I Love Life: Christian Musician Tony Melendez, Born without Arms, Plays Guitar with Toes
People with purpose succeed because they know where they’re going. Tony Melendez, who was born without arms, knows the power of purpose. Tony is an accomplished guitarist.
“I had the guitar very close to me as a youngster. I’d watch my father play the instrument never ever imagining that one day (through tuning) I could actually play the guitar with my toes.”
What did it take for Tony to make his dream come true?
“It literally involved a major commitment and an enormous amount of time practicing. I sat in my room every day and played the guitar hour after hour after hour. Nothing was going to get in my way.”
Tony was unstoppable in spite of his disability. On September 15, 1987, the talented musician played his guitar for the late Pope John Paul II in Los Angeles. The pontiff was in awe of the young man.
“I remember sitting in front of the Pope surrounded by thousands of young people at Universal Theater. We were hooked up by television worldwide. In my head, I was saying, ‘Tony, don’t mess up.’”
When word got out about the performance, Tony’s life shifted into high gear.
“All of a sudden, I started getting calls from people in the United States and other countries to perform at different venues, including prisons, high schools, universities. So far, I have traveled to 27 foreign countries. It was like an overnight world wind. It happened back in 1987 and here we are today. I’m still going.”
Tony, the author of his best selling autobiography A Gift Of Hope, says people who achieve have something in common---can do attitudes and a heavy dose of perseverance.
“If you don’t believe in yourself, all of a sudden, you’ll become stagnant. Every time you say ‘I can’t do this,’ you hurting yourself.’ I don’t even think we should use those words. We can achieve if we apply ourselves.”

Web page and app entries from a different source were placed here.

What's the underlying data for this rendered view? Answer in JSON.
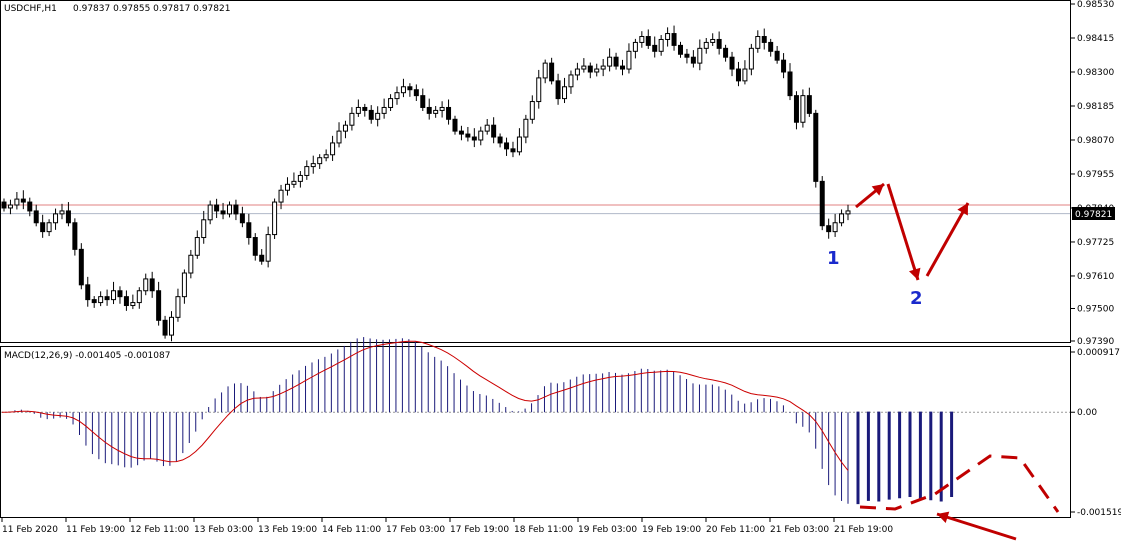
{
  "chart_data": [
    {
      "type": "candlestick",
      "symbol_header": "USDCHF,H1",
      "ohlc_header": "0.97837 0.97855 0.97817 0.97821",
      "price_axis_ticks": [
        "0.98530",
        "0.98415",
        "0.98300",
        "0.98185",
        "0.98070",
        "0.97955",
        "0.97840",
        "0.97725",
        "0.97610",
        "0.97500",
        "0.97390"
      ],
      "current_price_label": "0.97821",
      "ylim": [
        0.9739,
        0.9853
      ],
      "close_series": [
        0.9784,
        0.9785,
        0.9787,
        0.9786,
        0.9783,
        0.9779,
        0.9776,
        0.9779,
        0.9782,
        0.9783,
        0.9779,
        0.977,
        0.9758,
        0.9753,
        0.9752,
        0.9754,
        0.9753,
        0.9756,
        0.9754,
        0.9751,
        0.9752,
        0.9756,
        0.976,
        0.9756,
        0.9746,
        0.9741,
        0.9747,
        0.9754,
        0.9762,
        0.9768,
        0.9774,
        0.978,
        0.9785,
        0.9783,
        0.9782,
        0.9785,
        0.9782,
        0.9779,
        0.9774,
        0.9768,
        0.9766,
        0.9775,
        0.9786,
        0.979,
        0.9792,
        0.9793,
        0.9795,
        0.9798,
        0.9799,
        0.9801,
        0.9802,
        0.9806,
        0.981,
        0.9812,
        0.9816,
        0.9818,
        0.9817,
        0.9814,
        0.9816,
        0.9818,
        0.9821,
        0.9823,
        0.9825,
        0.9824,
        0.9822,
        0.9818,
        0.9816,
        0.9817,
        0.9818,
        0.9814,
        0.981,
        0.9809,
        0.9808,
        0.9807,
        0.981,
        0.9812,
        0.9808,
        0.9806,
        0.9804,
        0.9803,
        0.9808,
        0.9814,
        0.982,
        0.9828,
        0.9833,
        0.9827,
        0.9821,
        0.9825,
        0.9829,
        0.9831,
        0.9832,
        0.983,
        0.9831,
        0.9832,
        0.9835,
        0.9832,
        0.9831,
        0.9837,
        0.984,
        0.9842,
        0.9839,
        0.9837,
        0.9841,
        0.9843,
        0.9839,
        0.9836,
        0.9835,
        0.9833,
        0.9838,
        0.984,
        0.9841,
        0.9838,
        0.9835,
        0.9831,
        0.9827,
        0.9831,
        0.9838,
        0.9842,
        0.984,
        0.9837,
        0.9834,
        0.983,
        0.9822,
        0.9813,
        0.9822,
        0.9816,
        0.9793,
        0.9778,
        0.9776,
        0.9779,
        0.9782,
        0.9783
      ],
      "sub_title": "MACD(12,26,9) -0.001405 -0.001087",
      "macd_axis_ticks": [
        "0.000917",
        "0.00",
        "-0.001519"
      ],
      "macd_ylim": [
        -0.001519,
        0.000917
      ],
      "macd_extension": [
        -0.0014,
        -0.00135,
        -0.00136,
        -0.00133,
        -0.00131,
        -0.00129,
        -0.00132,
        -0.00134,
        -0.00136,
        -0.00129
      ],
      "time_axis_ticks": [
        "11 Feb 2020",
        "11 Feb 19:00",
        "12 Feb 11:00",
        "13 Feb 03:00",
        "13 Feb 19:00",
        "14 Feb 11:00",
        "17 Feb 03:00",
        "17 Feb 19:00",
        "18 Feb 11:00",
        "19 Feb 03:00",
        "19 Feb 19:00",
        "20 Feb 11:00",
        "21 Feb 03:00",
        "21 Feb 19:00"
      ],
      "annotations": [
        "1",
        "2"
      ],
      "colors": {
        "candle": "#000000",
        "bid_line": "#e08080",
        "ask_line": "#b0b8c8",
        "macd_hist": "#1a1a7a",
        "macd_signal": "#cc0000",
        "arrow": "#c00000",
        "label_blue": "#1a2acc",
        "price_box": "#000000"
      }
    }
  ]
}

Still to this day, Tony doesn’t take credit for his success. He says, no doubt about it, God is responsible for the many blessing in his life.
“God is the ultimate. I need Him. I want Him to be a part of what I’m doing. Whatever I can do to give back to Him, I’m going to do.”
Tony Melendez has achieved the kind of success an American educator once talked about. “Success,” according to Booker T. Washington, “is to be measured not so much by the position that one has reached in life as by the obstacles he has overcome while trying to succeed.”